Did you notice the words in bold above? Interestingly those are words from Indian languages which have become a part of the English language.

So for poetics today let’s look at the words from the Indian subcontinent that have made their way into English. For example did you know bandana comes from ‘bandhana’ which means to tie as well as ‘bandhej’ which is the art of tie-dye technique used on fabrics in Rajasthan and Gujarat. Palanquin comes ‘palayanka’ which means bed/couch.

(Tie and dye by Emes textiles)

See how inconspicuously ‘jungle slipped into Tennyson’s poem way back in 1889.

“And fled by many a waste, forlorn of man,
And grieved for man thro’ all my grief for thee, –
The jungle rooted in his shatter’d hearth,
The serpent coil’d about his broken shaft,
The scorpion crawling over naked skulls ; –
I saw the tiger in the ruin’d fane
Spring from his fallen God, but trace of thee
I saw not ; and far on, and, following out
A league of labyrinthine darkness, came
On three gray heads beneath a gleaming rift.

Read the poem Demeter and Persephone here.

I am sharing an excerpt from a poem by Sarojini Naidu, one of India’s freedom fighters and foremost poet, also known as The Nightingale of India.

Palanquin Bearers

Lightly, O lightly we bear her along,
 She sways like a flower in the wind of our song;
 She skims like a bird on the foam of a stream,
 She floats like a laugh from the lips of a dream.
 Gaily, O gaily we glide and we sing,
 We bear her along like a pearl on a string.

You can read rest of the poem here.

I would also like to share an interesting excerpt from Tom Stoppard’s Indian Ink.

Flora: “While having tiffin on the veranda of my bungalow I spilled kedgeree on my dungarees and had to go to the gymkhana in my pyjamas looking like a coolie.”

Nirad: “I was buying chutney in the bazaar when a thug who had escaped from the chokey ran amok and killed a box-wallah for his loot, creating a hullabaloo and landing himself in the mulligatawny.”

You might also find this an interesting read.

Here is a list of some such words. 
















Pick any four and use them in a poem on a topic of your choice.
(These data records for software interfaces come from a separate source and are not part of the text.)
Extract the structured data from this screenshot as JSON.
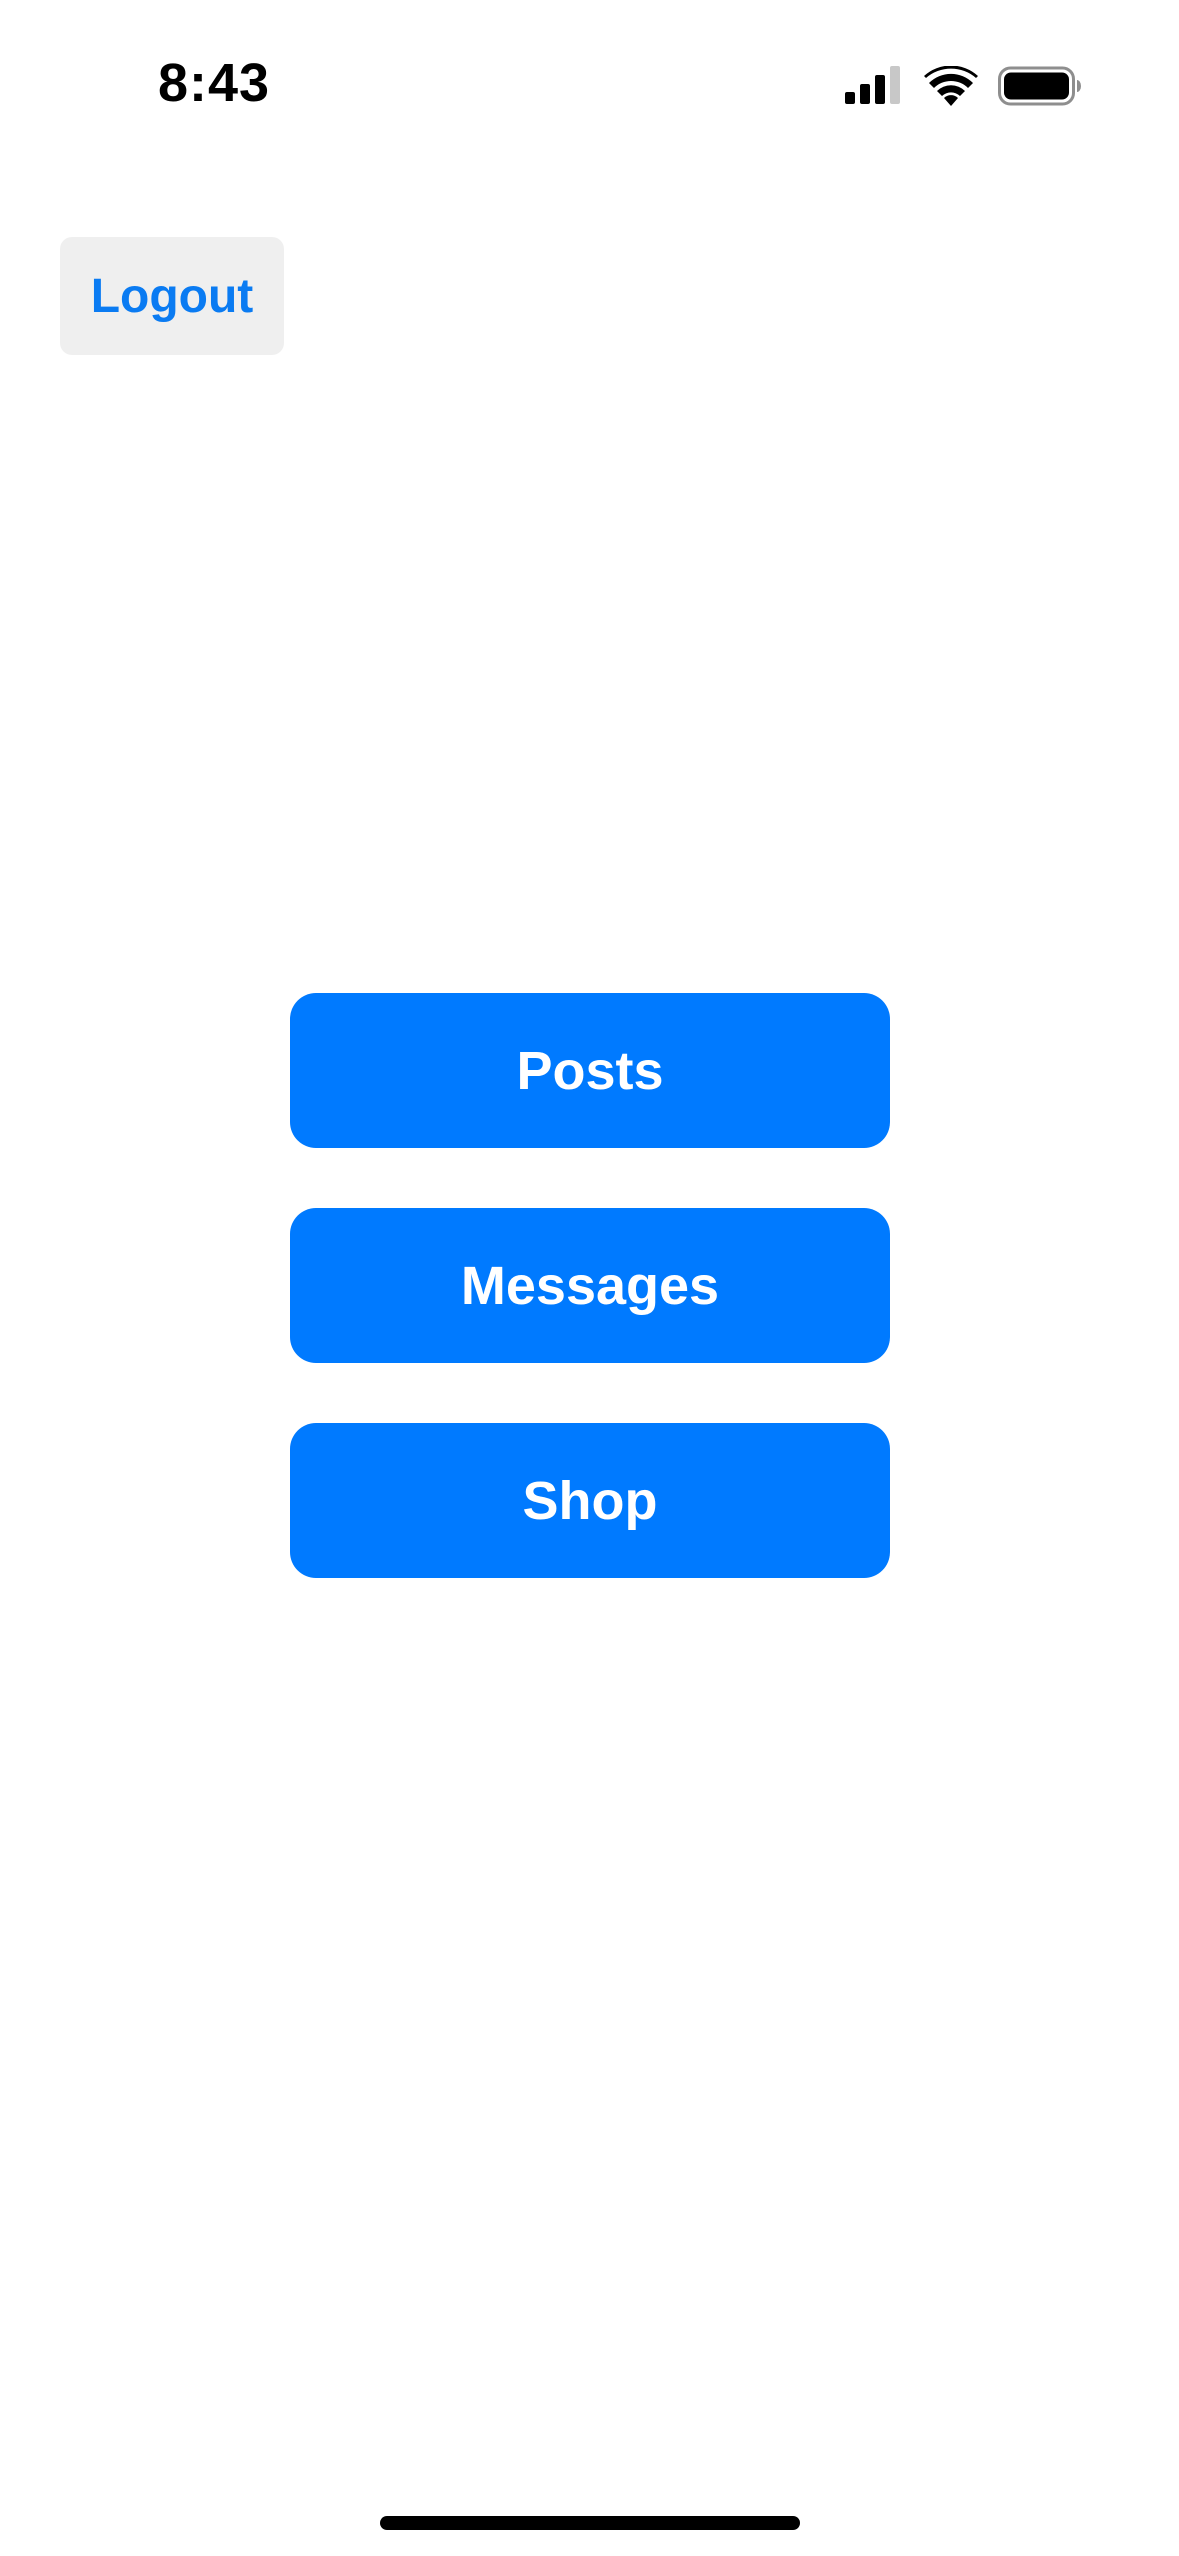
{
  "status_bar": {
    "time": "8:43",
    "signal_icon": "cellular-signal-icon",
    "wifi_icon": "wifi-icon",
    "battery_icon": "battery-icon"
  },
  "header": {
    "logout_label": "Logout"
  },
  "menu": {
    "items": [
      {
        "label": "Posts"
      },
      {
        "label": "Messages"
      },
      {
        "label": "Shop"
      }
    ]
  },
  "colors": {
    "accent": "#007AFF",
    "logout_text": "#0A7BF2",
    "logout_bg": "#EFEFEF",
    "background": "#FFFFFF"
  }
}
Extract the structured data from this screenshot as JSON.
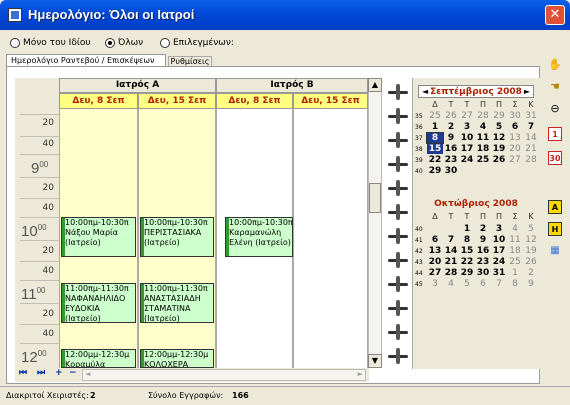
{
  "window": {
    "title": "Ημερολόγιο: Όλοι οι Ιατροί",
    "close": "✕"
  },
  "filter": {
    "options": [
      {
        "label": "Μόνο του Ιδίου",
        "selected": false
      },
      {
        "label": "Όλων",
        "selected": true
      },
      {
        "label": "Επιλεγμένων:",
        "selected": false
      }
    ]
  },
  "tabs": {
    "appointments": "Ημερολόγιο Ραντεβού / Επισκέψεων",
    "settings": "Ρυθμίσεις"
  },
  "doctors": [
    {
      "name": "Ιατρός A",
      "days": [
        "Δευ, 8 Σεπ",
        "Δευ, 15 Σεπ"
      ]
    },
    {
      "name": "Ιατρός B",
      "days": [
        "Δευ, 8 Σεπ",
        "Δευ, 15 Σεπ"
      ]
    }
  ],
  "timeslots": {
    "m20a": "20",
    "m40a": "40",
    "h9": "9",
    "h9m": "00",
    "m20b": "20",
    "m40b": "40",
    "h10": "10",
    "h10m": "00",
    "m20c": "20",
    "m40c": "40",
    "h11": "11",
    "h11m": "00",
    "m20d": "20",
    "m40d": "40",
    "h12": "12",
    "h12m": "00"
  },
  "appointments": {
    "a1": {
      "time": "10:00πμ-10:30π",
      "name": "Νάξου Μαρία",
      "place": "(Ιατρείο)"
    },
    "a2": {
      "time": "10:00πμ-10:30π",
      "name": "ΠΕΡΙΣΤΑΣΙΑΚΑ",
      "place": "(Ιατρείο)"
    },
    "a3": {
      "time": "10:00πμ-10:30π",
      "name": "Καραμανώλη",
      "place": "Ελένη (Ιατρείο)"
    },
    "a4": {
      "time": "11:00πμ-11:30π",
      "name": "ΝΑΦΑΝΑΗΛΙΔΟ",
      "place": "ΕΥΔΟΚΙΑ",
      "extra": "(Ιατρείο)"
    },
    "a5": {
      "time": "11:00πμ-11:30π",
      "name": "ΑΝΑΣΤΑΣΙΑΔΗ",
      "place": "ΣΤΑΜΑΤΙΝΑ",
      "extra": "(Ιατρείο)"
    },
    "a6": {
      "time": "12:00μμ-12:30μ",
      "name": "Κοραμύλα"
    },
    "a7": {
      "time": "12:00μμ-12:30μ",
      "name": "ΚΟΛΟΧΕΡΑ"
    }
  },
  "nav": {
    "first": "⏮",
    "last": "⏭",
    "add": "+",
    "remove": "−",
    "scroll_left": "◄",
    "scroll_right": "►"
  },
  "mini_calendar": {
    "september": {
      "title": "Σεπτέμβριος 2008",
      "prev": "◄",
      "next": "►",
      "dow": [
        "Δ",
        "Τ",
        "Τ",
        "Π",
        "Π",
        "Σ",
        "Κ"
      ],
      "weeks": [
        {
          "no": "35",
          "days": [
            "25",
            "26",
            "27",
            "28",
            "29",
            "30",
            "31"
          ]
        },
        {
          "no": "36",
          "days": [
            "1",
            "2",
            "3",
            "4",
            "5",
            "6",
            "7"
          ]
        },
        {
          "no": "37",
          "days": [
            "8",
            "9",
            "10",
            "11",
            "12",
            "13",
            "14"
          ]
        },
        {
          "no": "38",
          "days": [
            "15",
            "16",
            "17",
            "18",
            "19",
            "20",
            "21"
          ]
        },
        {
          "no": "39",
          "days": [
            "22",
            "23",
            "24",
            "25",
            "26",
            "27",
            "28"
          ]
        },
        {
          "no": "40",
          "days": [
            "29",
            "30"
          ]
        }
      ]
    },
    "october": {
      "title": "Οκτώβριος 2008",
      "dow": [
        "Δ",
        "Τ",
        "Τ",
        "Π",
        "Π",
        "Σ",
        "Κ"
      ],
      "weeks": [
        {
          "no": "40",
          "days": [
            "",
            "",
            "1",
            "2",
            "3",
            "4",
            "5"
          ]
        },
        {
          "no": "41",
          "days": [
            "6",
            "7",
            "8",
            "9",
            "10",
            "11",
            "12"
          ]
        },
        {
          "no": "42",
          "days": [
            "13",
            "14",
            "15",
            "16",
            "17",
            "18",
            "19"
          ]
        },
        {
          "no": "43",
          "days": [
            "20",
            "21",
            "22",
            "23",
            "24",
            "25",
            "26"
          ]
        },
        {
          "no": "44",
          "days": [
            "27",
            "28",
            "29",
            "30",
            "31",
            "1",
            "2"
          ]
        },
        {
          "no": "45",
          "days": [
            "3",
            "4",
            "5",
            "6",
            "7",
            "8",
            "9"
          ]
        }
      ]
    }
  },
  "toolbar": {
    "day1": "1",
    "day30": "30",
    "a": "A",
    "h": "H"
  },
  "status": {
    "users_label": "Διακριτοί Χειριστές:",
    "users_value": "2",
    "records_label": "Σύνολο Εγγραφών:",
    "records_value": "166"
  }
}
You can write in any form of your choice but writing in rhymes would be nice as Hindi poems are mostly rhyming.

Write your poem on your blog and link the post to Mr. Linky. The link will remain open till 3 pm EST, Thursday. Do read what others have shared. Half the fun in being part of any writing community is reading and interacting. Waiting eagerly for your responses.